Marshall Goldsmith is widely considered to be the premier executive coach, more or less the inventor of the genre. We have been together on several programs, I like him immensely—and I think he does great work.
Well, that was before I read—really, really read—What Got You Here Won't Get You There: How Successful People Become Even More Successful.
That is, the book that I have belatedly fully ingested is virtually peerless. I don't think Marshall "just" "does great work"—as I said, I think his work goes ever so much farther and merits the use of "peerless," literally without peers.
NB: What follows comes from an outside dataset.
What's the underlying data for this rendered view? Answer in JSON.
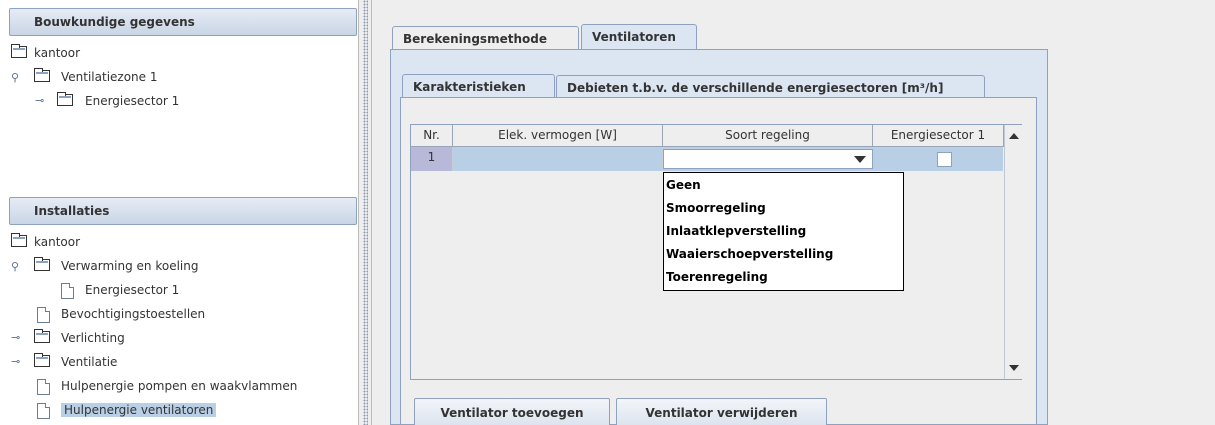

Bottom line: You must read it! (I'd argue that it's another of those "now more than ever" "commands"—knowing yourself as a leader is particularly important at stressful times.)
Here are a few snippets from a big section of the book titled, "The Twenty Habits That Hold You Back From the Top":
Habit #1: Winning Too Much
"Winning too much is easily the most common behavioral problem I observe in successful people. [My italics.] There's a fine line between winning when it counts and when no one's counting. ... Winning too much underlies nearly every other behavioral problem.
"If we argue too much, it's because we want our view to prevail over everyone else (i.e., it's all about winning).
"If we're guilty of putting down other people, it's our stealthy way of positioning them beneath us (again, winning).
"If we ignore people, again it's about winning—by making them fade away."
Habit #2: Adding Too Much Value
"Good idea, but ...
"The problem is you may have improved the content by 5%, but you've reduced my commitment to executing it by 50%, because you've taken away my ownership of the idea."
Habit #3: Passing Judgment
Habit #4: Making Destructive Comments
One final quote that I cannot resist adding, doubtless in part because I am 100% in agreement:
"I regard apologizing as the most magical, healing, restorative gesture human beings can make. It is the centerpiece of my work with executives who want to get better."
Read the book!
(Read it in small doses. And ponder what you read.)
(Read it with a colleague or two—digest and practice.)
GOLDSMITH IS NOT ALONE. HE, WARREN BENNIS, AND OTHERS OF THEIR STATURE INSIST THAT SELF-KNOWLEDGE IS THE NECESSARY PRECURSOR TO EFFECTIVE LEADERSHIP OF ALL FLAVORS. SELF-KNOWLEDGE IS NOT SELF-INDULGENCE. SELF-KNOWLEDGE, ACCUMULATION THEREOF, IS THE MOST POTENT MEDICINE YOU WILL EVER TAKE.